The INTERNAL section is 1/16" balsa, with the grain orthogonal to the above basswood strips and parallel to the long axis of the rocket. Again it is slightly (1/8") shorter in span to create a notch.) The Rotor Stops have to exert force in orthogonal directions when the rotor deploys, getting "banged" between the rocket's hub's side (long axis of the rocket) and the attached rotor, which at the point of impact is roughly at right angles to the hub (actually a little less, to allow for a bit of dihedral.) It also adds to the overall strength. The width is just enough to let the stretched rubber band slide into the slot, if I make it any narrower the band gets stuck and becomes ineffective. The total width is 1/32 plus 1/16 plus 1/32, so about 1/8 inch. I debate whether to put a neutral airfoil on this. yes, it would reduce drag, but it also makes it more break-able.
3. I am going back to using "used" Estes Solar Igniters and toothpicks for the distal (tailward) attachment site for the band. Of course, hard to beat the price! What I REAAAALLLY like is that, after doubling it and twining the strands, I can put a VERY acute bend on it. The acuteness of the bend allows this to withstand quite a bit of force without ending, but it is EASY to bend and unbend to attach and release the bands when I need to.
4. Also seen on the above image is a small forward launch lug.
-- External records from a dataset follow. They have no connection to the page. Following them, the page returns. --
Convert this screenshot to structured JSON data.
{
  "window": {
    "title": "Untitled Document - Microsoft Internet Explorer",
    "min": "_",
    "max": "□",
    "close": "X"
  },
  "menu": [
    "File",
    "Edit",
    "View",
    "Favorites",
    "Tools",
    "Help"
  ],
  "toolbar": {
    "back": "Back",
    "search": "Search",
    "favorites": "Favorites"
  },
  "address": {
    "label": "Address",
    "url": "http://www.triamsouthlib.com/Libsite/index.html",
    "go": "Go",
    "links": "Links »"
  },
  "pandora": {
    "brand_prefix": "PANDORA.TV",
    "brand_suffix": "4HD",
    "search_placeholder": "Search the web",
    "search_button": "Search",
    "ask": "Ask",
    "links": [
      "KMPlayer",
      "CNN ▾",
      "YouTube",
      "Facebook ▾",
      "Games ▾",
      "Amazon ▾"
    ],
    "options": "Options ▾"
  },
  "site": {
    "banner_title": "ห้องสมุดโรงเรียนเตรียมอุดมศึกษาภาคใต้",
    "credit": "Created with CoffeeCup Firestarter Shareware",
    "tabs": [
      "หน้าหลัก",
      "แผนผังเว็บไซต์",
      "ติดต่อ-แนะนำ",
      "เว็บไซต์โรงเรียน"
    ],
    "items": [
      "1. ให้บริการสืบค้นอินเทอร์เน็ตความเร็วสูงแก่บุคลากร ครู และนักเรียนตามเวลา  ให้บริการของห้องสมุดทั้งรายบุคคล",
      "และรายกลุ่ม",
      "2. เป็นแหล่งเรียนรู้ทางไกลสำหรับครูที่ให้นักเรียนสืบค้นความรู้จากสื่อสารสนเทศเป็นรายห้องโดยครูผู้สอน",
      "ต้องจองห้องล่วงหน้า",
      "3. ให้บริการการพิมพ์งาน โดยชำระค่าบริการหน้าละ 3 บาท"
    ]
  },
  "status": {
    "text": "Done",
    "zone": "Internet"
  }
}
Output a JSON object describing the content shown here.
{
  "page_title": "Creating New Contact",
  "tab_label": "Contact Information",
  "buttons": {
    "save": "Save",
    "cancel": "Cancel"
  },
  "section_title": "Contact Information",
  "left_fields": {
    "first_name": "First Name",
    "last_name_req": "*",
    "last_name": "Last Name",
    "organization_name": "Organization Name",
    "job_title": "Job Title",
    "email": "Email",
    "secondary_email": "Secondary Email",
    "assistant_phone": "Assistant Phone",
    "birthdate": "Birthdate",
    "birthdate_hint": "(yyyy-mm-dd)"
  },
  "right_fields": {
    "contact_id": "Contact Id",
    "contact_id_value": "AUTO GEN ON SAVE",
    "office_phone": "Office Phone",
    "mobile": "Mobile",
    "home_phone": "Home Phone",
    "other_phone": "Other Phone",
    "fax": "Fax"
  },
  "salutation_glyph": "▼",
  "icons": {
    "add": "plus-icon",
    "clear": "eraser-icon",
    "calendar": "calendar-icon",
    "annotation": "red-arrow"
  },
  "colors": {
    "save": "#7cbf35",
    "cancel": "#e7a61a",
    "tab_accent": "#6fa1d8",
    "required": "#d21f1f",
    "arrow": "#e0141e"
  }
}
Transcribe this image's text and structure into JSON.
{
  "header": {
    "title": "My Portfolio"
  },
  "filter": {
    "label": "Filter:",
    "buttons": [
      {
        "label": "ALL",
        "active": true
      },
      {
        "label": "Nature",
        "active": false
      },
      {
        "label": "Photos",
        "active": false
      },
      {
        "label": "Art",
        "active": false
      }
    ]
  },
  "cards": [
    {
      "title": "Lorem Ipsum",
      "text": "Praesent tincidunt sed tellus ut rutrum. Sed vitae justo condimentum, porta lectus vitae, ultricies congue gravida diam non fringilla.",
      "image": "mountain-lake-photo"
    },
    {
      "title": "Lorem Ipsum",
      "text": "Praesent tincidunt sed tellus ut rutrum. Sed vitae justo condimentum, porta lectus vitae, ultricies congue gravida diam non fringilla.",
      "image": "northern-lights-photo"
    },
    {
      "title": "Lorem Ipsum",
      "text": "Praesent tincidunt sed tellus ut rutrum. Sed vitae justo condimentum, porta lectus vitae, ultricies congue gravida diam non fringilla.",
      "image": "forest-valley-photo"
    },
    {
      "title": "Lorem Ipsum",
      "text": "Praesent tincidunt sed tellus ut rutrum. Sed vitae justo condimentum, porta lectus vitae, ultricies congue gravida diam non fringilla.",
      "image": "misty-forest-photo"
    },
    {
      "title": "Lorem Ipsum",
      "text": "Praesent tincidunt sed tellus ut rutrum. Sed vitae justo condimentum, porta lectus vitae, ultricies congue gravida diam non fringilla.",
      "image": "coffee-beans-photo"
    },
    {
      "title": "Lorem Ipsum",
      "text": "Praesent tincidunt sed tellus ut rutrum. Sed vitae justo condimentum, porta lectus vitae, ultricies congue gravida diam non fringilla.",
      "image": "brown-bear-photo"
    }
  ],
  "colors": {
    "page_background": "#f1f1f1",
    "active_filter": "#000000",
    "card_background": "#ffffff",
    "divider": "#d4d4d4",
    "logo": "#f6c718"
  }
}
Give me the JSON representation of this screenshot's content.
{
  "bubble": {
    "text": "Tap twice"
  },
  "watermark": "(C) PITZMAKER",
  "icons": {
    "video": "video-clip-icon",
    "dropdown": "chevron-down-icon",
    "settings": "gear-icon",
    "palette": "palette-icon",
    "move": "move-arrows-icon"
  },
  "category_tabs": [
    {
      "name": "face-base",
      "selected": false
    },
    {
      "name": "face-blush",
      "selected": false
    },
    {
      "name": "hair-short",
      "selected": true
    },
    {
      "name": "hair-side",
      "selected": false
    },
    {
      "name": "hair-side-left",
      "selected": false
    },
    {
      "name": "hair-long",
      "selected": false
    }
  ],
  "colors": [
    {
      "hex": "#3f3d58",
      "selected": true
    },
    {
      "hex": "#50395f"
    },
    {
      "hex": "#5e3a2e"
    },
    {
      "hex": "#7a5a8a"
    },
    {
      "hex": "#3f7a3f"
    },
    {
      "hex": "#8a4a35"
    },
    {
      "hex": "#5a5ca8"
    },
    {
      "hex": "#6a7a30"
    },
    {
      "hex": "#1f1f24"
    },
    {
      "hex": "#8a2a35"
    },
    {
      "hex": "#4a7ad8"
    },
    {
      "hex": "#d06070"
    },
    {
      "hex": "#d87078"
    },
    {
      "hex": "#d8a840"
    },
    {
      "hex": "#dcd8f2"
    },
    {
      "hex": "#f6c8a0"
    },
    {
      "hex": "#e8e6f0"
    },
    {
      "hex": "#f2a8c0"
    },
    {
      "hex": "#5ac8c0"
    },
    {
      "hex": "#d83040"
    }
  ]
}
I sent one of my rockets to Tim Van Milligan, who tried it out I think at one of the NARAM events. It only had a rear lug. Apparently it binded ("bound"?) on the rod on his first try, and he never tried it again. The forward lug also keeps my lugs from breaking off while on the rod or rail. Since they are attached to BALSA, rather than to a cardboard or fiberglass rocket tube, it tends to shear off with a thin strip of balsa when on the rail for a significant length of time if there is much wind.
BTW, the spelling is chosen to keep this from coming up as a trademark issue or in other searches. I kind of made up the name on the spot (got tired of calling it "just another AirBrake rocket", hopefully less tired than you guys get from viewing them!)